**What you will do:** Give back every line of the data, word for word.

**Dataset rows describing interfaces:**
#####
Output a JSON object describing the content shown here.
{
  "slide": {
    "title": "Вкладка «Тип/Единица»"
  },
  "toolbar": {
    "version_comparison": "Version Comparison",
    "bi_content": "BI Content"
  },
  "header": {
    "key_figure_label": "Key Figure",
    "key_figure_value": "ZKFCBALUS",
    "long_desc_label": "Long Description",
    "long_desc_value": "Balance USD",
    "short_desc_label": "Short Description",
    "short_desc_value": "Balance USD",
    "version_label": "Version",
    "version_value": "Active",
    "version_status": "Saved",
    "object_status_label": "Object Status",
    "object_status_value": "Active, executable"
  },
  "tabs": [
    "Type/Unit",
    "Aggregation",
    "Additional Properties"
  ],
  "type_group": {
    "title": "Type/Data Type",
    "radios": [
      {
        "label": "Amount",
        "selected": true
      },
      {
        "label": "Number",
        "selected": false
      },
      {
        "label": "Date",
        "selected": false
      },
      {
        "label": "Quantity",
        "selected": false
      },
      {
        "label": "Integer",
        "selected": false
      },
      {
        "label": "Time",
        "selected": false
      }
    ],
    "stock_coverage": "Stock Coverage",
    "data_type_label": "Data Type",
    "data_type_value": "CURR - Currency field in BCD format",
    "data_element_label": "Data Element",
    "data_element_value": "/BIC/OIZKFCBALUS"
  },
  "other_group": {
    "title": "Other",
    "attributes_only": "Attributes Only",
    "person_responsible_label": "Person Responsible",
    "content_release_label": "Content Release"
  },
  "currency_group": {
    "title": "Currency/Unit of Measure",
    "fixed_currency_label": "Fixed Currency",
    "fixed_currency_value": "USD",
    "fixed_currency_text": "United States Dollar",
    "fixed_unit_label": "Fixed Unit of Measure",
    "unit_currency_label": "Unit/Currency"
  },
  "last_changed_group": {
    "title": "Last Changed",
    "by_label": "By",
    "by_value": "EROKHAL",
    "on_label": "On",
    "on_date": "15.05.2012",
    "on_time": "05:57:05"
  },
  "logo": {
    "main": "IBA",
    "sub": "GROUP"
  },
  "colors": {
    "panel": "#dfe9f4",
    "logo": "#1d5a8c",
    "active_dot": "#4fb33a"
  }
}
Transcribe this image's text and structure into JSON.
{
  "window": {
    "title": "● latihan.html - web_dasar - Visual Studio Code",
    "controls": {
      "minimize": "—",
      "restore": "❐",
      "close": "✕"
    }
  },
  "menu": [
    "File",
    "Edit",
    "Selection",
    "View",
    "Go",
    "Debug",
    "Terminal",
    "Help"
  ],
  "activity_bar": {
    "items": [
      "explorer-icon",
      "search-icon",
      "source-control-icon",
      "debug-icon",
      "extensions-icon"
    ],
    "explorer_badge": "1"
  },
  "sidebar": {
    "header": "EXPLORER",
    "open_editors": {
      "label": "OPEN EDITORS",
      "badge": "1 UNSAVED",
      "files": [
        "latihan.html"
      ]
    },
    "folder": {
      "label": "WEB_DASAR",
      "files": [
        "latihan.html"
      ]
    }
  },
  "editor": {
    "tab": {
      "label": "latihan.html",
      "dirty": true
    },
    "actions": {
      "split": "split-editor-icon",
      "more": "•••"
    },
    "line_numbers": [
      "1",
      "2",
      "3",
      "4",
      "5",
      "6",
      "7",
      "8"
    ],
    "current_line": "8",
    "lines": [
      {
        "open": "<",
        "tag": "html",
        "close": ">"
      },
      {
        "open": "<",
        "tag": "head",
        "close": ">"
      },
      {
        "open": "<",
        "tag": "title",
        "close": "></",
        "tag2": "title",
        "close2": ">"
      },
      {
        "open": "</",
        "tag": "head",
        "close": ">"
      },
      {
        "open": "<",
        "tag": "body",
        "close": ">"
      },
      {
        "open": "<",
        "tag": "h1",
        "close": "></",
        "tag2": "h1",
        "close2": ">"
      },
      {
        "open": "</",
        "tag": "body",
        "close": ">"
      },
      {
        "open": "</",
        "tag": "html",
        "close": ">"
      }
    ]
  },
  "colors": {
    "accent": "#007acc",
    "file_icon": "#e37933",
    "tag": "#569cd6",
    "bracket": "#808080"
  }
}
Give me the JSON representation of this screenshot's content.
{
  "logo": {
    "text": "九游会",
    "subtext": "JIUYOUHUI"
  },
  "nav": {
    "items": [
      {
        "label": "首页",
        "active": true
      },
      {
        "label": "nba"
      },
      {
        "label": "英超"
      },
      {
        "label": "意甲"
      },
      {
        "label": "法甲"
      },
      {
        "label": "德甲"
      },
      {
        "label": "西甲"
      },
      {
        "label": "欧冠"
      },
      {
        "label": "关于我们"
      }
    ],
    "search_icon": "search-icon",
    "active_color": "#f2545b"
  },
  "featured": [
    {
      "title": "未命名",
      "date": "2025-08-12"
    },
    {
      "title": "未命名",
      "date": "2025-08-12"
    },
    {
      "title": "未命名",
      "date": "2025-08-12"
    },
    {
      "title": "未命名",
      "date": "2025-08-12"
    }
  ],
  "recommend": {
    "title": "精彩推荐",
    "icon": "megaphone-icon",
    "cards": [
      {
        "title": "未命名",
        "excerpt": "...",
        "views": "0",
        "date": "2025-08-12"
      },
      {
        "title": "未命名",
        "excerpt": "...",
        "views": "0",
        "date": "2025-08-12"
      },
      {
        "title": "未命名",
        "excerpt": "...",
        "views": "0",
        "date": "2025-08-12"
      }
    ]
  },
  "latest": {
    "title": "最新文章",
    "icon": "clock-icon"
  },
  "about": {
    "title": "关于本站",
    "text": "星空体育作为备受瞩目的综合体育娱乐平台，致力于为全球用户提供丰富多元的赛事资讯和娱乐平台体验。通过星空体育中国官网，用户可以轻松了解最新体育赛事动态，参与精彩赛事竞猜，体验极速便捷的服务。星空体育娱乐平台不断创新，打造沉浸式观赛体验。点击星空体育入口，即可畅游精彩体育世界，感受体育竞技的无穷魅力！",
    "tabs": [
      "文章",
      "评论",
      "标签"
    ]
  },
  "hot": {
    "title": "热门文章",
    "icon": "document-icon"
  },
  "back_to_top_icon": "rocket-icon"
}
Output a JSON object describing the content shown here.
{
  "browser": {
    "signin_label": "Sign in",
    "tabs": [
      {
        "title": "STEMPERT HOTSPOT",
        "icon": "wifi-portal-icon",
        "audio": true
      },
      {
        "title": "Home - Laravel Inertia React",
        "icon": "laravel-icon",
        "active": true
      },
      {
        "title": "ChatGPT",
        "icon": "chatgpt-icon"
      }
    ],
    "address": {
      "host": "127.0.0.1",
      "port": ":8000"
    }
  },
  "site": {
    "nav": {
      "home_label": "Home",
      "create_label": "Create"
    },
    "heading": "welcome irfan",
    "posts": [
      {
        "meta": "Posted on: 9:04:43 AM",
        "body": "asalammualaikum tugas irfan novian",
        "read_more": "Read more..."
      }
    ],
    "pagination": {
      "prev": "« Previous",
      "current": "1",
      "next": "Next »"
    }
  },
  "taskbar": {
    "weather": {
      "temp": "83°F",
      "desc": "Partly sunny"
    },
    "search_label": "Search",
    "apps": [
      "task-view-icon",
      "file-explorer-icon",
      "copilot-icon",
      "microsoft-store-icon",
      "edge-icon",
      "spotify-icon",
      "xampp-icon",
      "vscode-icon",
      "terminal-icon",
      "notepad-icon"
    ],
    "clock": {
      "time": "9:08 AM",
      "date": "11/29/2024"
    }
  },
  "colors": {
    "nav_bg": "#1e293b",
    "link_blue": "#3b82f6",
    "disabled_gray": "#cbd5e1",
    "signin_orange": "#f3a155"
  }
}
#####
**Your response:**
Output a JSON object describing the content shown here.
{
  "slide": {
    "title": "Вкладка «Тип/Единица»"
  },
  "toolbar": {
    "version_comparison": "Version Comparison",
    "bi_content": "BI Content"
  },
  "header": {
    "key_figure_label": "Key Figure",
    "key_figure_value": "ZKFCBALUS",
    "long_desc_label": "Long Description",
    "long_desc_value": "Balance USD",
    "short_desc_label": "Short Description",
    "short_desc_value": "Balance USD",
    "version_label": "Version",
    "version_value": "Active",
    "version_status": "Saved",
    "object_status_label": "Object Status",
    "object_status_value": "Active, executable"
  },
  "tabs": [
    "Type/Unit",
    "Aggregation",
    "Additional Properties"
  ],
  "type_group": {
    "title": "Type/Data Type",
    "radios": [
      {
        "label": "Amount",
        "selected": true
      },
      {
        "label": "Number",
        "selected": false
      },
      {
        "label": "Date",
        "selected": false
      },
      {
        "label": "Quantity",
        "selected": false
      },
      {
        "label": "Integer",
        "selected": false
      },
      {
        "label": "Time",
        "selected": false
      }
    ],
    "stock_coverage": "Stock Coverage",
    "data_type_label": "Data Type",
    "data_type_value": "CURR - Currency field in BCD format",
    "data_element_label": "Data Element",
    "data_element_value": "/BIC/OIZKFCBALUS"
  },
  "other_group": {
    "title": "Other",
    "attributes_only": "Attributes Only",
    "person_responsible_label": "Person Responsible",
    "content_release_label": "Content Release"
  },
  "currency_group": {
    "title": "Currency/Unit of Measure",
    "fixed_currency_label": "Fixed Currency",
    "fixed_currency_value": "USD",
    "fixed_currency_text": "United States Dollar",
    "fixed_unit_label": "Fixed Unit of Measure",
    "unit_currency_label": "Unit/Currency"
  },
  "last_changed_group": {
    "title": "Last Changed",
    "by_label": "By",
    "by_value": "EROKHAL",
    "on_label": "On",
    "on_date": "15.05.2012",
    "on_time": "05:57:05"
  },
  "logo": {
    "main": "IBA",
    "sub": "GROUP"
  },
  "colors": {
    "panel": "#dfe9f4",
    "logo": "#1d5a8c",
    "active_dot": "#4fb33a"
  }
}
Transcribe this image's text and structure into JSON.
{
  "window": {
    "title": "● latihan.html - web_dasar - Visual Studio Code",
    "controls": {
      "minimize": "—",
      "restore": "❐",
      "close": "✕"
    }
  },
  "menu": [
    "File",
    "Edit",
    "Selection",
    "View",
    "Go",
    "Debug",
    "Terminal",
    "Help"
  ],
  "activity_bar": {
    "items": [
      "explorer-icon",
      "search-icon",
      "source-control-icon",
      "debug-icon",
      "extensions-icon"
    ],
    "explorer_badge": "1"
  },
  "sidebar": {
    "header": "EXPLORER",
    "open_editors": {
      "label": "OPEN EDITORS",
      "badge": "1 UNSAVED",
      "files": [
        "latihan.html"
      ]
    },
    "folder": {
      "label": "WEB_DASAR",
      "files": [
        "latihan.html"
      ]
    }
  },
  "editor": {
    "tab": {
      "label": "latihan.html",
      "dirty": true
    },
    "actions": {
      "split": "split-editor-icon",
      "more": "•••"
    },
    "line_numbers": [
      "1",
      "2",
      "3",
      "4",
      "5",
      "6",
      "7",
      "8"
    ],
    "current_line": "8",
    "lines": [
      {
        "open": "<",
        "tag": "html",
        "close": ">"
      },
      {
        "open": "<",
        "tag": "head",
        "close": ">"
      },
      {
        "open": "<",
        "tag": "title",
        "close": "></",
        "tag2": "title",
        "close2": ">"
      },
      {
        "open": "</",
        "tag": "head",
        "close": ">"
      },
      {
        "open": "<",
        "tag": "body",
        "close": ">"
      },
      {
        "open": "<",
        "tag": "h1",
        "close": "></",
        "tag2": "h1",
        "close2": ">"
      },
      {
        "open": "</",
        "tag": "body",
        "close": ">"
      },
      {
        "open": "</",
        "tag": "html",
        "close": ">"
      }
    ]
  },
  "colors": {
    "accent": "#007acc",
    "file_icon": "#e37933",
    "tag": "#569cd6",
    "bracket": "#808080"
  }
}
Give me the JSON representation of this screenshot's content.
{
  "logo": {
    "text": "九游会",
    "subtext": "JIUYOUHUI"
  },
  "nav": {
    "items": [
      {
        "label": "首页",
        "active": true
      },
      {
        "label": "nba"
      },
      {
        "label": "英超"
      },
      {
        "label": "意甲"
      },
      {
        "label": "法甲"
      },
      {
        "label": "德甲"
      },
      {
        "label": "西甲"
      },
      {
        "label": "欧冠"
      },
      {
        "label": "关于我们"
      }
    ],
    "search_icon": "search-icon",
    "active_color": "#f2545b"
  },
  "featured": [
    {
      "title": "未命名",
      "date": "2025-08-12"
    },
    {
      "title": "未命名",
      "date": "2025-08-12"
    },
    {
      "title": "未命名",
      "date": "2025-08-12"
    },
    {
      "title": "未命名",
      "date": "2025-08-12"
    }
  ],
  "recommend": {
    "title": "精彩推荐",
    "icon": "megaphone-icon",
    "cards": [
      {
        "title": "未命名",
        "excerpt": "...",
        "views": "0",
        "date": "2025-08-12"
      },
      {
        "title": "未命名",
        "excerpt": "...",
        "views": "0",
        "date": "2025-08-12"
      },
      {
        "title": "未命名",
        "excerpt": "...",
        "views": "0",
        "date": "2025-08-12"
      }
    ]
  },
  "latest": {
    "title": "最新文章",
    "icon": "clock-icon"
  },
  "about": {
    "title": "关于本站",
    "text": "星空体育作为备受瞩目的综合体育娱乐平台，致力于为全球用户提供丰富多元的赛事资讯和娱乐平台体验。通过星空体育中国官网，用户可以轻松了解最新体育赛事动态，参与精彩赛事竞猜，体验极速便捷的服务。星空体育娱乐平台不断创新，打造沉浸式观赛体验。点击星空体育入口，即可畅游精彩体育世界，感受体育竞技的无穷魅力！",
    "tabs": [
      "文章",
      "评论",
      "标签"
    ]
  },
  "hot": {
    "title": "热门文章",
    "icon": "document-icon"
  },
  "back_to_top_icon": "rocket-icon"
}
Output a JSON object describing the content shown here.
{
  "browser": {
    "signin_label": "Sign in",
    "tabs": [
      {
        "title": "STEMPERT HOTSPOT",
        "icon": "wifi-portal-icon",
        "audio": true
      },
      {
        "title": "Home - Laravel Inertia React",
        "icon": "laravel-icon",
        "active": true
      },
      {
        "title": "ChatGPT",
        "icon": "chatgpt-icon"
      }
    ],
    "address": {
      "host": "127.0.0.1",
      "port": ":8000"
    }
  },
  "site": {
    "nav": {
      "home_label": "Home",
      "create_label": "Create"
    },
    "heading": "welcome irfan",
    "posts": [
      {
        "meta": "Posted on: 9:04:43 AM",
        "body": "asalammualaikum tugas irfan novian",
        "read_more": "Read more..."
      }
    ],
    "pagination": {
      "prev": "« Previous",
      "current": "1",
      "next": "Next »"
    }
  },
  "taskbar": {
    "weather": {
      "temp": "83°F",
      "desc": "Partly sunny"
    },
    "search_label": "Search",
    "apps": [
      "task-view-icon",
      "file-explorer-icon",
      "copilot-icon",
      "microsoft-store-icon",
      "edge-icon",
      "spotify-icon",
      "xampp-icon",
      "vscode-icon",
      "terminal-icon",
      "notepad-icon"
    ],
    "clock": {
      "time": "9:08 AM",
      "date": "11/29/2024"
    }
  },
  "colors": {
    "nav_bg": "#1e293b",
    "link_blue": "#3b82f6",
    "disabled_gray": "#cbd5e1",
    "signin_orange": "#f3a155"
  }
}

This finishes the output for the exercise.